Work request: Search term "hint": copy each line of the data containing it.

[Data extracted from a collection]
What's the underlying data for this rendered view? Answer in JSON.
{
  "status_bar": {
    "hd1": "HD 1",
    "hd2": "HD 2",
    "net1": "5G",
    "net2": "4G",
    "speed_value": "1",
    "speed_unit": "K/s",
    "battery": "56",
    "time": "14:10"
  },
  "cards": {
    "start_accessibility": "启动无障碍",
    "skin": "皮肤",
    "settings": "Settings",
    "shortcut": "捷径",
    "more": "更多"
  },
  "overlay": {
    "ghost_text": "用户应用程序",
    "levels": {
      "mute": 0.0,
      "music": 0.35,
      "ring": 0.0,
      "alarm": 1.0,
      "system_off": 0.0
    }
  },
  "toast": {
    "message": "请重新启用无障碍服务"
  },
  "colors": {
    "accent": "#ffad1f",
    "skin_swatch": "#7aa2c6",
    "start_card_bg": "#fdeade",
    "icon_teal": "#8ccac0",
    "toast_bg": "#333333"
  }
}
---
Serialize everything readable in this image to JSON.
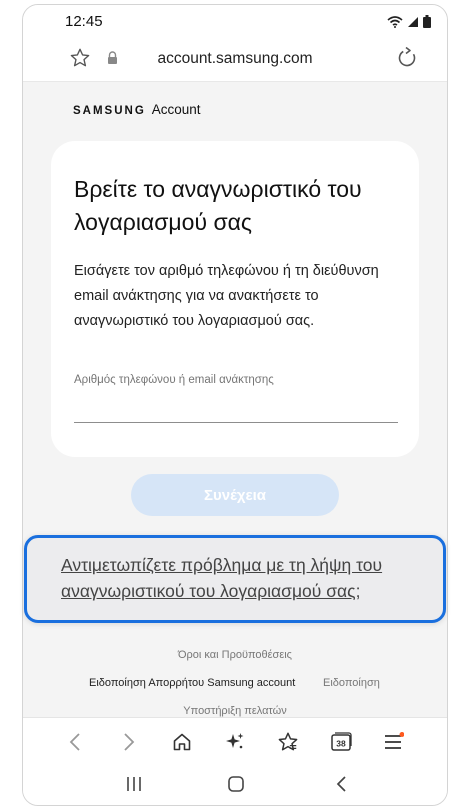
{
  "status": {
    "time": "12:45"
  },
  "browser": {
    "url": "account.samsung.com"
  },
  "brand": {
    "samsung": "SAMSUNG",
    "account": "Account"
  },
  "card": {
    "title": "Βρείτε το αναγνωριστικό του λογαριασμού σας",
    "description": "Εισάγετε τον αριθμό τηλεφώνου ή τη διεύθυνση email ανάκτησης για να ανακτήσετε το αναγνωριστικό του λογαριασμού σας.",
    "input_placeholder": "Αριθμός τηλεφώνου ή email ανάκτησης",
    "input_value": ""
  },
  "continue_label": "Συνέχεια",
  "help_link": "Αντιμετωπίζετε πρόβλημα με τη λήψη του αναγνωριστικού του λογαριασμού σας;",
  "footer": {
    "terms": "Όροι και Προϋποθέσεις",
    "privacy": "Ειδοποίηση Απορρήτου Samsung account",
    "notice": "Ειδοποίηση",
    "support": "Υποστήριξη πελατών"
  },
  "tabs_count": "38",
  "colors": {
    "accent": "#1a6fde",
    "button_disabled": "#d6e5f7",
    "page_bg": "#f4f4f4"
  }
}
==
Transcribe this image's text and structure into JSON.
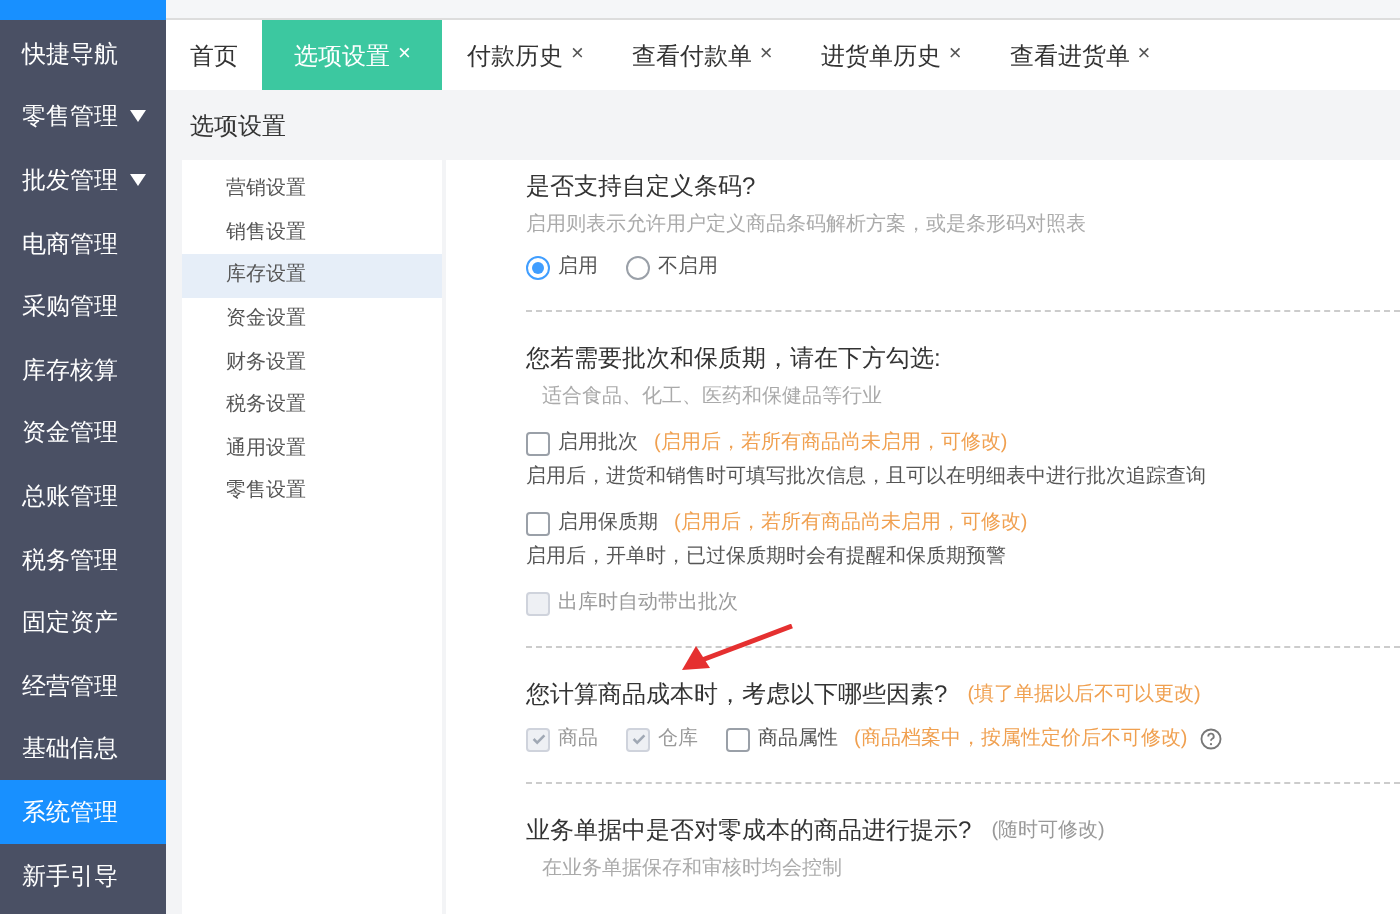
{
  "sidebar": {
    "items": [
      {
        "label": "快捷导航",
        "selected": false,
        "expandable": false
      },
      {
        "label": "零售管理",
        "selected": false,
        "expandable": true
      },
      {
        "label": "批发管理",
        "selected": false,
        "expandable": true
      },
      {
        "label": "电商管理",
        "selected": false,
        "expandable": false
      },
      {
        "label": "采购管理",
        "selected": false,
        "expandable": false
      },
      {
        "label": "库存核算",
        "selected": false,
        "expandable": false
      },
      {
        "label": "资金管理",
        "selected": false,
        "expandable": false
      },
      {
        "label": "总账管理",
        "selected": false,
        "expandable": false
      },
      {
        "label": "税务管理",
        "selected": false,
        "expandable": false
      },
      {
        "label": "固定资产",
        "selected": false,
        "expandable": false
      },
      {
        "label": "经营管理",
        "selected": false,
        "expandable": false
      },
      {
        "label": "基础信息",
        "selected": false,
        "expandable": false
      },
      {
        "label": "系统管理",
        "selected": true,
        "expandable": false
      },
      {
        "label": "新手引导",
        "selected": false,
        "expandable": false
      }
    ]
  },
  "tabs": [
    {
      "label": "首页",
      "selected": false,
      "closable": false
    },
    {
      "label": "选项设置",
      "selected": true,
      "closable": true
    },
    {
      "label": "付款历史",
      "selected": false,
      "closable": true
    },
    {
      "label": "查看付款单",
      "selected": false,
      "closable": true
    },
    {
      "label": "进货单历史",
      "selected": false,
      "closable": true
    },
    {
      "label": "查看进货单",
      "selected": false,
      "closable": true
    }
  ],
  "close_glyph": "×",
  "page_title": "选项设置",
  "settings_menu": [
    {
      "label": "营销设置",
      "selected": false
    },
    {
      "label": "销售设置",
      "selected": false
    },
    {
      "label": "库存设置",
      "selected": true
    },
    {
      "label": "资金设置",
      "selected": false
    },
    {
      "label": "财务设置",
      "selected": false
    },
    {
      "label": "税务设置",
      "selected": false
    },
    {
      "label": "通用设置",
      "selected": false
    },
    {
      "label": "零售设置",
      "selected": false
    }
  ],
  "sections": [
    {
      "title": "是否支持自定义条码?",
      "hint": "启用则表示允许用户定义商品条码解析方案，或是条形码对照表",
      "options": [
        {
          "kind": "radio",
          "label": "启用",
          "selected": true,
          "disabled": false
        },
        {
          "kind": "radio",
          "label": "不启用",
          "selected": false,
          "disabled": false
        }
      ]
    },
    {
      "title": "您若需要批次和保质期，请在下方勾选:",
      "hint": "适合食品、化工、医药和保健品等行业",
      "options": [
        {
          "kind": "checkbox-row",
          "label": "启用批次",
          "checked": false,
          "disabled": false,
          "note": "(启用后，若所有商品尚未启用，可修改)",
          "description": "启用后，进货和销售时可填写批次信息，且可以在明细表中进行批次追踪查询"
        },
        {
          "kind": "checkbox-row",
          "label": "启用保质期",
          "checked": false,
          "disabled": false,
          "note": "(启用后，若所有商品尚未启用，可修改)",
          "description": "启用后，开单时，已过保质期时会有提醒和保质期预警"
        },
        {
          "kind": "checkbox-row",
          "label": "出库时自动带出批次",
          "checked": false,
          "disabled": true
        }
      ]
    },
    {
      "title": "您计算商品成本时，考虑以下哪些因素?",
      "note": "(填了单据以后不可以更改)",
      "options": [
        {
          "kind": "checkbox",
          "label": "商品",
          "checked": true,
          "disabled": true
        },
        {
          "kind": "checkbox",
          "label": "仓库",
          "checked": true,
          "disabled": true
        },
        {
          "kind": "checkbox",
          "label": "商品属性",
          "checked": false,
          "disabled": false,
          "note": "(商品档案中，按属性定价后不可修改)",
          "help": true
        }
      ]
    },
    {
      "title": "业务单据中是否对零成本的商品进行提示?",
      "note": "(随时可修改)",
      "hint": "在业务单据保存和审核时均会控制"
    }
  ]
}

Output for this exercise:
      "hint": "启用则表示允许用户定义商品条码解析方案，或是条形码对照表",
      "hint": "适合食品、化工、医药和保健品等行业",
      "hint": "在业务单据保存和审核时均会控制"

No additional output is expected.